The reduction of the pension’s unfunded actuarial liability from $4.1 billion to $2.4 billion “is a big positive,” he said, but, like Caron, he questioned how it was paid for. He voted against the budget bill that included the pension changes.
“The people taking the biggest hit,” he said, are retirees with high income, whom he estimated would take “effectively an 8 percent shift downward for their entire time of their retirement” if there is significant inflation.
One of the most widely consulted national experts on state pensions is David Crane, a special economics adviser to California Republican Gov. Arnold Schwarzenegger.
Crane, a Democrat, has written extensively about what he calls “pernicious displacement” — the hidden costs of pension debt that force out spending on state services.
He called Maine debt reduction “meaningful” because that crowding out has been reduced by about a third.
Mills, an unsuccessful candidate for the Republican gubernatorial nomination last year, later advised LePage on the topic.
Unless there is a system for new hires (one will be studied), Mills pointed out these changes affect everyone now retired, now working and planning to retire and those who will be hired in the future.
Still, he said that while the way the pension cuts “were pretty rough on the retirees,” the reduction in debt is “a big story.”
A veteran member of the Appropriations Committee sees the pension changes differently.
Rep. Peggy Rotundo, D-Lewiston, said that while it was “critically important to be fiscally responsible” and reduce the pension debt, the scope of the problem was “not as grave” as the governor and state Treasurer Bruce Poliquin made it out to be.
Stock market gains this year, she said, “are making things much better than they were.”
(The S&P Index was up 7.38 percent for the year at the time of the interview. The Maine pension system projections assume an annual 7.25 percent return on its investments over the next 17 years.)
Rotundo said LePage’s original proposal, including reducing the state’s contribution to the pension while increasing the employees' contribution, was “too extreme,” a view shared by most of the Appropriations Committee members. The panel unanimously rejected that aspect of the governor’s legislation.
Two state officials in charge of the budget and debt said recent meetings with the bond-rating agencies were encouraging because some of the negatives on the state balance sheet have since improved, including the pension debt.
Sawin Millett, the state’s chief financial officer, said, “I think they generally were favorably impressed with the direction we’re going in. We had strategies.
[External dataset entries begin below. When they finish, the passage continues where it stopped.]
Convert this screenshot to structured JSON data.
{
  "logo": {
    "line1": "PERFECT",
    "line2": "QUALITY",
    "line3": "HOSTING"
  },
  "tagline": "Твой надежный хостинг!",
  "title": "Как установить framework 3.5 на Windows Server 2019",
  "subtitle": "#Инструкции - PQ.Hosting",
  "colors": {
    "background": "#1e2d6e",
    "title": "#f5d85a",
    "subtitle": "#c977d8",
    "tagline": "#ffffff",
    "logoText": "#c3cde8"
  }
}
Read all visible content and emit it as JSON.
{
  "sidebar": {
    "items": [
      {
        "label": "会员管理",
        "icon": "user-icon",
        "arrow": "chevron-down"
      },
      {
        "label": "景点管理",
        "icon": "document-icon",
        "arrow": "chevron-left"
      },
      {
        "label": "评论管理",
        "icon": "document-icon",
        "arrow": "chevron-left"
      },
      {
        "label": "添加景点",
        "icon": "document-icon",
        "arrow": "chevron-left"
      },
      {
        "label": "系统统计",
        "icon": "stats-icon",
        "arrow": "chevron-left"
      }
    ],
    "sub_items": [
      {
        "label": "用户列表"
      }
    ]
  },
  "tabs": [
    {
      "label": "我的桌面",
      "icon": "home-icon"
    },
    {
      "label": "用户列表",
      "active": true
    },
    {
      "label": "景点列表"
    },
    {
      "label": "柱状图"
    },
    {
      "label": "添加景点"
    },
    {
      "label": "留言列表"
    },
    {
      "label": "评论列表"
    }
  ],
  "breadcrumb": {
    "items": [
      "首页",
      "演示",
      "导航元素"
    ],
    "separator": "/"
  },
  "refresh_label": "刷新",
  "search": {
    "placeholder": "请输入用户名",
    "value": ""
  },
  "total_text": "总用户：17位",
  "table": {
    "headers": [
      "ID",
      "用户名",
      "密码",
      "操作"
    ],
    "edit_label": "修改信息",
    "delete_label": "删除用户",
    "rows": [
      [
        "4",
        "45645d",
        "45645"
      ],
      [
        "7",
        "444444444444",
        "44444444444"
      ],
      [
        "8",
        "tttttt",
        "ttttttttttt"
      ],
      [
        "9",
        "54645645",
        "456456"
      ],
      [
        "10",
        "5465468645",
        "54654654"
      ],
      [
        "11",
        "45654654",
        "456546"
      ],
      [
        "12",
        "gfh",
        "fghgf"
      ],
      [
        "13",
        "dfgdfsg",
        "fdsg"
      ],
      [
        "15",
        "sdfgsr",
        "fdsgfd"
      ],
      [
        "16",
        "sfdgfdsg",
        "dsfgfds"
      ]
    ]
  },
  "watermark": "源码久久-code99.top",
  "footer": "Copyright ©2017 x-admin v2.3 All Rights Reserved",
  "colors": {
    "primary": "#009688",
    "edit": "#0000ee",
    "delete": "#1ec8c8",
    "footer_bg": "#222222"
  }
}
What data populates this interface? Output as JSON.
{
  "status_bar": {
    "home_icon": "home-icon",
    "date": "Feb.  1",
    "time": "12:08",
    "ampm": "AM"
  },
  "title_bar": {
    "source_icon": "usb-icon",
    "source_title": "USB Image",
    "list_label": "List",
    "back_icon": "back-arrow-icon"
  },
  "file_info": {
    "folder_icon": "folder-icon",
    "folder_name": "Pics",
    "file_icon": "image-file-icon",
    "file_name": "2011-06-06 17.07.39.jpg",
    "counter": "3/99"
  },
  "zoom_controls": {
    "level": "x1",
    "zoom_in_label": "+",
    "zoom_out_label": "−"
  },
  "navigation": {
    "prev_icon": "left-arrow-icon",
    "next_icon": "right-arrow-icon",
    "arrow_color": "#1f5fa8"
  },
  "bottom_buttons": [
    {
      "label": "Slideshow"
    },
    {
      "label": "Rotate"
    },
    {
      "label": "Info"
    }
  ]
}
I’m optimistic that we’ve turned the corner … the savings we’re achieving on the pension side, all of the structural changes we’ve made in this biennial budget, I can see the 2014-15 budget starting out without a structural gap.”
Poliquin, an unsuccessful candidate for governor who was later named state treasurer by the Republican-led Legislature, has been speaking all over the state since January about the pension debt.
He called the pension changes “very, very exciting. Breathtaking in its scope. It’s huge.
“By avoiding a downgrade by a bond agency — and S&P has a downward outlook — downgrading would have cost more interest payments and a black eye. That did not happen,” said Poliquin, a former New York investment manager.
Poliquin gave as an example the recent $108 million bond for roads, public lands and other projects approved by voters in recent referenda.
If Maine was downgraded one notch, he said, the cost of the 10-year bond would have been an additional $780,000 over 10 years.
John Christie is publisher and senior reporter for the Maine Center for Public Interest Reporting. He was a Reynolds Fellow at the recent pension seminar sponsored by the Society of American Business Editors and Writers. Email: email@example.com. Web: pinetreewatchdog.org.